__PROBLEM DETAILS__
Look for the string "Management" in the data below, and copy each line that holds it.

»»

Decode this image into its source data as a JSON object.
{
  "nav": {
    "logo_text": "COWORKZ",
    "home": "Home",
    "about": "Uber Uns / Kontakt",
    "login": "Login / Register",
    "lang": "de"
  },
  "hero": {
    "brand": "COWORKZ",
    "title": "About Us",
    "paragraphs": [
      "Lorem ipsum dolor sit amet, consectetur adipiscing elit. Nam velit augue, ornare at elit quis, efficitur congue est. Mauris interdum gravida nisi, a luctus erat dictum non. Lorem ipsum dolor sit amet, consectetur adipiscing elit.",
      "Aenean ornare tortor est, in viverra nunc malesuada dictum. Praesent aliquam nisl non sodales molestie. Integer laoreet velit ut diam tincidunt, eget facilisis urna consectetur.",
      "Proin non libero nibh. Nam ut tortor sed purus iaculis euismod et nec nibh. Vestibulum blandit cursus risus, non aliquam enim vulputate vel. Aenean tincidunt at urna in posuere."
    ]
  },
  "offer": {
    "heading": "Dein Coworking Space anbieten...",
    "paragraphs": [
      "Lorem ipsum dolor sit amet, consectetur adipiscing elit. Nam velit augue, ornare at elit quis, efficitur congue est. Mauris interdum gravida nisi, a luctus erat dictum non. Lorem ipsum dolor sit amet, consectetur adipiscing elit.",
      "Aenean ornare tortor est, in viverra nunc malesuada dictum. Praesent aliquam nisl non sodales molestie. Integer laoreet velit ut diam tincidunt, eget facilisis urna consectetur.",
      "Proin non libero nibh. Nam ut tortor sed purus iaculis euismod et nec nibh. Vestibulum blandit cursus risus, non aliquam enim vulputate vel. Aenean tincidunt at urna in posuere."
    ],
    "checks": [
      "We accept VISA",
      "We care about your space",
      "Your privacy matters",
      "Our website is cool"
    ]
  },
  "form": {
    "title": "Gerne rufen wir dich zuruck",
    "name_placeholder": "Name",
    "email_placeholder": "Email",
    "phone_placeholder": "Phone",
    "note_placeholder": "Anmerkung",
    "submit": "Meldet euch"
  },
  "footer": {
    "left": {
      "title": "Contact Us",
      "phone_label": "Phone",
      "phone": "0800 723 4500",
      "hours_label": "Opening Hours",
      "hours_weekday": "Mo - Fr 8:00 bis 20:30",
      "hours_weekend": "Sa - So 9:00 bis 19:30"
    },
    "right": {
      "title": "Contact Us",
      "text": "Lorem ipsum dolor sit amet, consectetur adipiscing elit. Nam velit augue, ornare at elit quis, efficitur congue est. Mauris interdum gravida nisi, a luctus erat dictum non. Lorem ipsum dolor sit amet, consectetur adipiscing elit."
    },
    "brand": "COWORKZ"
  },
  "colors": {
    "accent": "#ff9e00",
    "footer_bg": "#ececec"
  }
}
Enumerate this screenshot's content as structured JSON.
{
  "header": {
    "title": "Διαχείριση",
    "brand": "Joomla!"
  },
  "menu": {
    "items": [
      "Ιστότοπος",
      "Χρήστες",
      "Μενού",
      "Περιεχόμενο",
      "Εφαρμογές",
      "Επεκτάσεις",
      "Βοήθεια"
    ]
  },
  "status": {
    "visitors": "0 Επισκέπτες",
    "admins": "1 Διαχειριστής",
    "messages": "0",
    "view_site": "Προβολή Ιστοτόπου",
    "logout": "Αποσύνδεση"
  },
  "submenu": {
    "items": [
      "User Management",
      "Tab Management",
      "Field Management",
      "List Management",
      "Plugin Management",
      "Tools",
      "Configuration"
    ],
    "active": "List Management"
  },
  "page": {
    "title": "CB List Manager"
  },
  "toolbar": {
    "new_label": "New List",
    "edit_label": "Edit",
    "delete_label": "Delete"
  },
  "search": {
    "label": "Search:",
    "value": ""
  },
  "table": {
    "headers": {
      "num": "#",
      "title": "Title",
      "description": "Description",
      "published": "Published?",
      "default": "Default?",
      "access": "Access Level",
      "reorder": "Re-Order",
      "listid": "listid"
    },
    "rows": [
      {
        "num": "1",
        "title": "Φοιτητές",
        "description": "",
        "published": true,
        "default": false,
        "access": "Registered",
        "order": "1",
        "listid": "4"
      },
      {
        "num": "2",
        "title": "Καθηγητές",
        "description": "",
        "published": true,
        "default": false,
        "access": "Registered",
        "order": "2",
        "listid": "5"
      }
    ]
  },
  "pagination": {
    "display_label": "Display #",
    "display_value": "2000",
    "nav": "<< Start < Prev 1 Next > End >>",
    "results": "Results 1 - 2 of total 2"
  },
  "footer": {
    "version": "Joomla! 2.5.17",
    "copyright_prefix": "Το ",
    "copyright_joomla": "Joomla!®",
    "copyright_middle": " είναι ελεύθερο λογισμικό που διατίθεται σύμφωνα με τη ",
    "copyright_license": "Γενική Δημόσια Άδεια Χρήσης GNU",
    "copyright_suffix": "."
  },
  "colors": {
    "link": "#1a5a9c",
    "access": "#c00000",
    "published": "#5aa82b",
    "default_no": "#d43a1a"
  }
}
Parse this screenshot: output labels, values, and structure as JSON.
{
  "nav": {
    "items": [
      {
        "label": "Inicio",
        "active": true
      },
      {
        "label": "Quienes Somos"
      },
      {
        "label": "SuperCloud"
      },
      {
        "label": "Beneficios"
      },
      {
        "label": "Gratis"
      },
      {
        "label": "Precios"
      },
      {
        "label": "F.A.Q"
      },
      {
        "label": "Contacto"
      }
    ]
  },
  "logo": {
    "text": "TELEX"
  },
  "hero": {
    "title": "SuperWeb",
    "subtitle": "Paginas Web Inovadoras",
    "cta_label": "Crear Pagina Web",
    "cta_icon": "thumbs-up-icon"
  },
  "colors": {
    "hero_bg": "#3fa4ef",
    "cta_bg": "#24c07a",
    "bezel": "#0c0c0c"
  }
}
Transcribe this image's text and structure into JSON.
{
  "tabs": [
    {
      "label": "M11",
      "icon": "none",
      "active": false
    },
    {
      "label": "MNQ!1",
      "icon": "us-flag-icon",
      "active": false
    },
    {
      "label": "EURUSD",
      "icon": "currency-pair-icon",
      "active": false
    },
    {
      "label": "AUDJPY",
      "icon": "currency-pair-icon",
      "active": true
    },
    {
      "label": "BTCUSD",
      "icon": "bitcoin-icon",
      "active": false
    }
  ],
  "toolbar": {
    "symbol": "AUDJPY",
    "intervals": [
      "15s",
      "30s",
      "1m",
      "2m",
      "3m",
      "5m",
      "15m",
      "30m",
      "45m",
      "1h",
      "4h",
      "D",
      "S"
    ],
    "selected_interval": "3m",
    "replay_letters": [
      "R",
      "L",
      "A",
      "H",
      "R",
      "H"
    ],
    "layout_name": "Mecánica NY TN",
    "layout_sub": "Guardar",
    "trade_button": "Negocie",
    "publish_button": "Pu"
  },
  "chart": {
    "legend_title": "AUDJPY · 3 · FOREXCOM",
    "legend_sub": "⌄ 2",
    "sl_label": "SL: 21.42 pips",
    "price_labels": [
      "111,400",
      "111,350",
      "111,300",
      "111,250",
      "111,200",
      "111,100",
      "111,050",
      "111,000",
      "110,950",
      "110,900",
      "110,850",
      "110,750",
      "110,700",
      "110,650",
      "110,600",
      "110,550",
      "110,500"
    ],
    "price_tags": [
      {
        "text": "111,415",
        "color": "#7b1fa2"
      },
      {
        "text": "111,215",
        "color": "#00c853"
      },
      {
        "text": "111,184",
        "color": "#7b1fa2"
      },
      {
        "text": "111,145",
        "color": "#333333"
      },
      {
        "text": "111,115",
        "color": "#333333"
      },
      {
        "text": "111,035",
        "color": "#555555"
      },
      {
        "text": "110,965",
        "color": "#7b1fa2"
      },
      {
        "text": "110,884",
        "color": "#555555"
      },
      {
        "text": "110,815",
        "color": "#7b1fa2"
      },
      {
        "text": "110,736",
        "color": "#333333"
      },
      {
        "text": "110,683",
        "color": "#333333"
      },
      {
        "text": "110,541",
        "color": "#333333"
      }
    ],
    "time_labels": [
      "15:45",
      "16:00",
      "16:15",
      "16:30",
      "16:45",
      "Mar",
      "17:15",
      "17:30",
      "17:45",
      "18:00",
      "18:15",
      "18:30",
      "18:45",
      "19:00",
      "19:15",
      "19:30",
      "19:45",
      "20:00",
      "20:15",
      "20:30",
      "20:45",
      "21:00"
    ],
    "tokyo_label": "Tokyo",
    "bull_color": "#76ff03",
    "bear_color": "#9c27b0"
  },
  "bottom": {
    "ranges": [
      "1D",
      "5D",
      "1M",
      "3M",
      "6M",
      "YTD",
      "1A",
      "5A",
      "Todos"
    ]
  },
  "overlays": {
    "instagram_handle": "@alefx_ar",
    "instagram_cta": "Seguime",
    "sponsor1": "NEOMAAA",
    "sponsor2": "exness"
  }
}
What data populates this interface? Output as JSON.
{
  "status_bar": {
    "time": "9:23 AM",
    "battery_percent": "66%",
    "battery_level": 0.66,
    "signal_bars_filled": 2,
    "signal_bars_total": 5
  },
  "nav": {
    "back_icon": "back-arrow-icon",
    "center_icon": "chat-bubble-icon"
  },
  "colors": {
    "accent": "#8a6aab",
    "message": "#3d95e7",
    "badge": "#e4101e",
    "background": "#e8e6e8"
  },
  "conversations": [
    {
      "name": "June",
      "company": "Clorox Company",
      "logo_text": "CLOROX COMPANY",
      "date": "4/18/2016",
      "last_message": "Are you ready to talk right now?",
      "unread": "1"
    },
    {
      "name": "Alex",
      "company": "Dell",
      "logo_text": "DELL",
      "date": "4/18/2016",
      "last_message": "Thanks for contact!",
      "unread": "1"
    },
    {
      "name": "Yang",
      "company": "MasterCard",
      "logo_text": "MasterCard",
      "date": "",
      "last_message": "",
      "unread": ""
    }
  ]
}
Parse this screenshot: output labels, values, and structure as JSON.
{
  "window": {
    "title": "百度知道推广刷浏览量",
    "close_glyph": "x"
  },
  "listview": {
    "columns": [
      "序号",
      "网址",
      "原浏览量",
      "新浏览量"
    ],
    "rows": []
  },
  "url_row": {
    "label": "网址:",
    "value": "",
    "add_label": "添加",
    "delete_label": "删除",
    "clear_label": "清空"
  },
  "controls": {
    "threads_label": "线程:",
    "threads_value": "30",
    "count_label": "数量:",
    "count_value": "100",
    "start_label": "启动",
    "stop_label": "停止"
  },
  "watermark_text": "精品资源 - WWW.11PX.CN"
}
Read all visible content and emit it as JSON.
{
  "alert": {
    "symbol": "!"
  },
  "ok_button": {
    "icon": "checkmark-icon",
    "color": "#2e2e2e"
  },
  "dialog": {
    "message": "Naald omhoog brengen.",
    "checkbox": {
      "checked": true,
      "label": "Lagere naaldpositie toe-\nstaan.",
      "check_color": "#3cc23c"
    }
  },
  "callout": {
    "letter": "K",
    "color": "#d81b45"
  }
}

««

__TASK ANSWER__
      "User Management",
      "Tab Management",
      "Field Management",
      "List Management",
      "Plugin Management",
    "active": "List Management"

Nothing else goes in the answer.